(Element data from apps and pages)
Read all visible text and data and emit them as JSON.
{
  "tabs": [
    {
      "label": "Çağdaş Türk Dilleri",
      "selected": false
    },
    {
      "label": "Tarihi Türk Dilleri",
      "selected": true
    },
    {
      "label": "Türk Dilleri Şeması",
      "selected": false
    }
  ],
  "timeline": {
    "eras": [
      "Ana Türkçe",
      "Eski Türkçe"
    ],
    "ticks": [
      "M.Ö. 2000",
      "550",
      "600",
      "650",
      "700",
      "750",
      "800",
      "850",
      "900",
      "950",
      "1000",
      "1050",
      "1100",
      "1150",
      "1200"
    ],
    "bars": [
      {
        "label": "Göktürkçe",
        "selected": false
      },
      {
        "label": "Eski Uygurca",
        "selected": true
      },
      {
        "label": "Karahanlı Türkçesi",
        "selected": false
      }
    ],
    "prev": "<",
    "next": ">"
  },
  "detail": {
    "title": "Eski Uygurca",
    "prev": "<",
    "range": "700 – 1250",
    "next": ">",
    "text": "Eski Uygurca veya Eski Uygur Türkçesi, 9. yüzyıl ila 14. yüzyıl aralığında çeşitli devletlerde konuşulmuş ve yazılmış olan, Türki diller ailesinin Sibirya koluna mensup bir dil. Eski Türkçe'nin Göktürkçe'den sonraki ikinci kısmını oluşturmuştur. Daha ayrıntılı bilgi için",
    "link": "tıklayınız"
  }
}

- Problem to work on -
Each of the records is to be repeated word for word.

- Answer area -
Read all visible text and data and emit them as JSON.
{
  "tabs": [
    {
      "label": "Çağdaş Türk Dilleri",
      "selected": false
    },
    {
      "label": "Tarihi Türk Dilleri",
      "selected": true
    },
    {
      "label": "Türk Dilleri Şeması",
      "selected": false
    }
  ],
  "timeline": {
    "eras": [
      "Ana Türkçe",
      "Eski Türkçe"
    ],
    "ticks": [
      "M.Ö. 2000",
      "550",
      "600",
      "650",
      "700",
      "750",
      "800",
      "850",
      "900",
      "950",
      "1000",
      "1050",
      "1100",
      "1150",
      "1200"
    ],
    "bars": [
      {
        "label": "Göktürkçe",
        "selected": false
      },
      {
        "label": "Eski Uygurca",
        "selected": true
      },
      {
        "label": "Karahanlı Türkçesi",
        "selected": false
      }
    ],
    "prev": "<",
    "next": ">"
  },
  "detail": {
    "title": "Eski Uygurca",
    "prev": "<",
    "range": "700 – 1250",
    "next": ">",
    "text": "Eski Uygurca veya Eski Uygur Türkçesi, 9. yüzyıl ila 14. yüzyıl aralığında çeşitli devletlerde konuşulmuş ve yazılmış olan, Türki diller ailesinin Sibirya koluna mensup bir dil. Eski Türkçe'nin Göktürkçe'den sonraki ikinci kısmını oluşturmuştur. Daha ayrıntılı bilgi için",
    "link": "tıklayınız"
  }
}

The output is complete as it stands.